I got married in 2010. We wrote our vows separately and surprised each other with them. I had been jotting things down over a period of months, and one thing kept coming up for me: my beloved has zero tolerance for being made wrong. It just doesn’t work for us. The first thing that I committed to
Setting a man up to win is telling him what would make you happy, and inviting him to please you. Not demanding: inviting. When a woman demands, a man only has two choices: he can submit and comply (not a win), or he can rebel (not a win either). Inviting would be something like: “Honey, it would
Men generally thrive on wins; they need a lot of them. It’s not at all that they’re frail creatures who need to be pumped up; it’s how they’re put together. And there’s great value in it. When a man is happy at work, feels effective, get successes, that’s a win. Each new client, each sale, each
Unproductive habits include waiting for him to read our mind, making him wrong for not doing so, and punishing him for it. Some couples really have stamina and can do this for years on end. Their communication consists of bickering, unresolved fights, lobbing emotional grenades at each other because they’re not ‘getting their needs met’.
Most communications can have one of two impacts: they can bring people closer together, or create distance. Too often we don’t think about that before we speak, nor do we develop habits that are conducive to more effective communication. In heterosexual communication, there are specific ways for women to communicate more effectively with men. (Stay

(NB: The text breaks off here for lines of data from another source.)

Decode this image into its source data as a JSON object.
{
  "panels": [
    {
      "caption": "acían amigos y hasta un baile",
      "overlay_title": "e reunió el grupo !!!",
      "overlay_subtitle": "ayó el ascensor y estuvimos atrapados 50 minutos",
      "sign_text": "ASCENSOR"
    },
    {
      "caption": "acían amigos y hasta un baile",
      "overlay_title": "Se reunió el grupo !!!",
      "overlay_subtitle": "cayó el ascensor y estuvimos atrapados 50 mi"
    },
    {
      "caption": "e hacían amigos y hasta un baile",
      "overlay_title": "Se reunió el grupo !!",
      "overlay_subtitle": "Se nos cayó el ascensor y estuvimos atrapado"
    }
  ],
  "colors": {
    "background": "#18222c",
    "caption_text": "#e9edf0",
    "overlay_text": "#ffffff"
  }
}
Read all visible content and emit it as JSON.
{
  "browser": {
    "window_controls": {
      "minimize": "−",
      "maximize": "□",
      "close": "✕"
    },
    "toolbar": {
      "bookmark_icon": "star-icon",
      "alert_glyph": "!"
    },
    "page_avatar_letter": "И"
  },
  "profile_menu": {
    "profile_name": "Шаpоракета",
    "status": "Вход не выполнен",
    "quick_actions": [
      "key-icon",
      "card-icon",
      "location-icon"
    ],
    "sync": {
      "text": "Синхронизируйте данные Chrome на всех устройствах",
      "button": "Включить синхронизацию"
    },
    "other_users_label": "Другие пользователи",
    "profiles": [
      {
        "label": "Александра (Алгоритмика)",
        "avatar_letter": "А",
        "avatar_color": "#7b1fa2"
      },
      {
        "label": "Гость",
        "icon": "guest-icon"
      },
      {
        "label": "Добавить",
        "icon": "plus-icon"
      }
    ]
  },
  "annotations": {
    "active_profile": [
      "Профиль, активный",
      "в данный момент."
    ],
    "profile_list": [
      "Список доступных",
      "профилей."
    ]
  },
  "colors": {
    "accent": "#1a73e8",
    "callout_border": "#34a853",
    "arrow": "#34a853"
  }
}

John Gray has just published his 17th book. He and I agree about men wanting to make women happy, especially when women appreciate and thank them. We also agree that women benefit from giving men opportunities to be successful. ‘Set him up to win’, is how I describe it. He is not available for counseling